Jay Cole, a senior adviser to Gee who is not on the commission, presented Monday on the state’s history of changing higher education governance structures and the aspects of different such structures here and in other states.
“Funding, how we promote educational attainment, how we achieve the governor’s goals of keeping colleges in communities, all of that flows really from the fundamental decision you make on governance structure,” Cole said. “If you design it well, then all of these decisions should flow logically from that.”
Long said the HEPC staff’s funding-formula proposal is planned to be presented at the HEPC board’s next meeting. She said the proposal presented might have some tweaks, based on public comments received, but not changes based on her own input.
The proposed funding formula was overwhelmingly based on in-state students. Lewis, the president of the Board of Governors for Shepherd, in the Eastern Panhandle, said the blue ribbon commission needs to look at out-of-state students, as well.
Prezioso said, “What’s broke about [higher education] is not the delivery system, it’s the funding system.

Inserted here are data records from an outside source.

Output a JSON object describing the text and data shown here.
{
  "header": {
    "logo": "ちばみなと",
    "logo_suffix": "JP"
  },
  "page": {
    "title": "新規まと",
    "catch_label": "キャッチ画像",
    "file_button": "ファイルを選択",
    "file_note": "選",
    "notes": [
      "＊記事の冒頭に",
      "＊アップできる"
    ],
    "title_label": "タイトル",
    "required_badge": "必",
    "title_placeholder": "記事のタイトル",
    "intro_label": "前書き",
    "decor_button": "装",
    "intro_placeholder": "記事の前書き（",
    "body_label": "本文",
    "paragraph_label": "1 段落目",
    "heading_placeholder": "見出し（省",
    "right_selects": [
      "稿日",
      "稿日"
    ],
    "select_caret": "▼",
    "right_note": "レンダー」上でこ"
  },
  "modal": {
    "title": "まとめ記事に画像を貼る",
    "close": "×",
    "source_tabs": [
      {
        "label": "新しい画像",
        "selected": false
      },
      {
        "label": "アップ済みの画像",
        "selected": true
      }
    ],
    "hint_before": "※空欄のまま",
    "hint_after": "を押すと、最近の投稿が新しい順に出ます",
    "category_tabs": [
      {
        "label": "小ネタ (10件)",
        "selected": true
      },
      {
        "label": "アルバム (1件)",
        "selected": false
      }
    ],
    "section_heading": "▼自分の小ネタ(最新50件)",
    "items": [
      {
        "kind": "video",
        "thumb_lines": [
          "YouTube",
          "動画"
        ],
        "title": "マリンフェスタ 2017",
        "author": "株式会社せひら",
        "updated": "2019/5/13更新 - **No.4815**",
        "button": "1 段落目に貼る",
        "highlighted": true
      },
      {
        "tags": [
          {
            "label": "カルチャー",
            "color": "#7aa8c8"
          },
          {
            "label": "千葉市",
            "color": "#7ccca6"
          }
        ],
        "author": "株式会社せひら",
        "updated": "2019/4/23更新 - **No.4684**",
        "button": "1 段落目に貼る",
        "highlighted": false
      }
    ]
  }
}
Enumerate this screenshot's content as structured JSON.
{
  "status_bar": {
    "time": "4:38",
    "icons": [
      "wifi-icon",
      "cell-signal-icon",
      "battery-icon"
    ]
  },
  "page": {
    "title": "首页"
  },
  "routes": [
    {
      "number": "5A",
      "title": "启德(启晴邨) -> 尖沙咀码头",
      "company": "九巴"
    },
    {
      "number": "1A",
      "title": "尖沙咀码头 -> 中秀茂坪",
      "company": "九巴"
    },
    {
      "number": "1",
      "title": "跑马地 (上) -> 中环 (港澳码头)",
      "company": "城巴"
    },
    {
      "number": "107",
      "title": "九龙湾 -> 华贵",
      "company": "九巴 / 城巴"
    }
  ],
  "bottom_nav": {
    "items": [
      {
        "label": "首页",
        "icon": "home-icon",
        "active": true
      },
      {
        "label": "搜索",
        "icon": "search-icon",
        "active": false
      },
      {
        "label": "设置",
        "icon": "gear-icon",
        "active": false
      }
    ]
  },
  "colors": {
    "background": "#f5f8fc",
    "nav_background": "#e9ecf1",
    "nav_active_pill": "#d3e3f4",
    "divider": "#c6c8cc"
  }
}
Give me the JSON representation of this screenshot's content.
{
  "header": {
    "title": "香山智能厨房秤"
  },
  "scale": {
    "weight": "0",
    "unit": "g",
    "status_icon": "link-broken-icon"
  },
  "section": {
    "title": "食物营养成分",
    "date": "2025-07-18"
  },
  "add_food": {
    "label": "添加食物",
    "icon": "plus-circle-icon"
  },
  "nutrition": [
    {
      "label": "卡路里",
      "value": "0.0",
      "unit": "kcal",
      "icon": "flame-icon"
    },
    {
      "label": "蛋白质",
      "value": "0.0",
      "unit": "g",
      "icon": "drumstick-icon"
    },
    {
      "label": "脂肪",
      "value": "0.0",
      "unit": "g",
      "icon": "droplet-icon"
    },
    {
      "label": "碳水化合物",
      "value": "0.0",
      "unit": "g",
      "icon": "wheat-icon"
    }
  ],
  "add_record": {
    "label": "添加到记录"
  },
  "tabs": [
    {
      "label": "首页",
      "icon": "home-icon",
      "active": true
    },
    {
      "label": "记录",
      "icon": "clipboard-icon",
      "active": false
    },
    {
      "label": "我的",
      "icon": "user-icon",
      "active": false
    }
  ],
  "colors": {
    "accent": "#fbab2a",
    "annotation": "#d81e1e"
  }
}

And, if you look over the past four years, we’ve made extensive cuts to higher education, and now we’re coming back with a blue ribbon commission that’s probably going to say at the end, ‘If you want to produce a quality system you’ve got to fund it.’ We’ve watered down the Higher Education Policy Commission, we’ve given it different goals and objectives and we’ve carved out the community college system, which I think was a critical mistake.”